===== PROVIDED RECORDS

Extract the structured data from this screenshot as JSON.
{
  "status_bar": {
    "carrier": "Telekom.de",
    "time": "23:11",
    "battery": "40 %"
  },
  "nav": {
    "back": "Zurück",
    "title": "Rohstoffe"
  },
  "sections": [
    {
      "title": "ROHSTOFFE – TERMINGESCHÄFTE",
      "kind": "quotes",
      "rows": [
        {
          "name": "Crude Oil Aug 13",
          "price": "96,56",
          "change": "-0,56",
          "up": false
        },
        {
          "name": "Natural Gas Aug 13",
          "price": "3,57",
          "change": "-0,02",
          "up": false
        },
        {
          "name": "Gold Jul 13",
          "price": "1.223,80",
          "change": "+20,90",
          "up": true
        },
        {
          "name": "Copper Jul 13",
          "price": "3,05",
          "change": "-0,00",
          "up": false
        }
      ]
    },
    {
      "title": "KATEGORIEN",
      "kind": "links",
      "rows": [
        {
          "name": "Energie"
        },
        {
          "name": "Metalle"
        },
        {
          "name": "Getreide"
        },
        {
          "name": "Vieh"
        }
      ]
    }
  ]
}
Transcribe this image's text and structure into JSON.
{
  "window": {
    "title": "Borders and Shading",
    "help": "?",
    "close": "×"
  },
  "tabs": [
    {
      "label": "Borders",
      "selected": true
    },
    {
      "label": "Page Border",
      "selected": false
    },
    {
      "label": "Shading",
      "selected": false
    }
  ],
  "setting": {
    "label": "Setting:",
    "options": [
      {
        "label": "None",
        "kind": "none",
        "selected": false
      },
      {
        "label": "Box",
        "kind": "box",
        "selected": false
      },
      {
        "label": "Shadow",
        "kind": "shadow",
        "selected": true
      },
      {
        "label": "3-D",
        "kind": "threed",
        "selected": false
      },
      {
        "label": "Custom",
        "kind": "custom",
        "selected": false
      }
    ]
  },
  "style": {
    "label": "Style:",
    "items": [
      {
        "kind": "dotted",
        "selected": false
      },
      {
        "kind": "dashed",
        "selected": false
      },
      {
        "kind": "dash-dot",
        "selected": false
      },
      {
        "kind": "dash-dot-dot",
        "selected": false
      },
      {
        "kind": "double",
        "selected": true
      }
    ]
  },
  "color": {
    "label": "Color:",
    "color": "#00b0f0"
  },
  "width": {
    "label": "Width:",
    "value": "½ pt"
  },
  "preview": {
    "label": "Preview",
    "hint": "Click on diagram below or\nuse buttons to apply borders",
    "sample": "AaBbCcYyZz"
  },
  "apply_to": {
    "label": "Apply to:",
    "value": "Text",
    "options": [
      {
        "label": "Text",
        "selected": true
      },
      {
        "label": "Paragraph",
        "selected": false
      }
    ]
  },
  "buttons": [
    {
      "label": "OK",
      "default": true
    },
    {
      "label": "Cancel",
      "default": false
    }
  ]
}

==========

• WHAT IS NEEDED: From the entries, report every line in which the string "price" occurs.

• WRITTEN RESPONSE:
          "price": "96,56",
          "price": "3,57",
          "price": "1.223,80",
          "price": "3,05",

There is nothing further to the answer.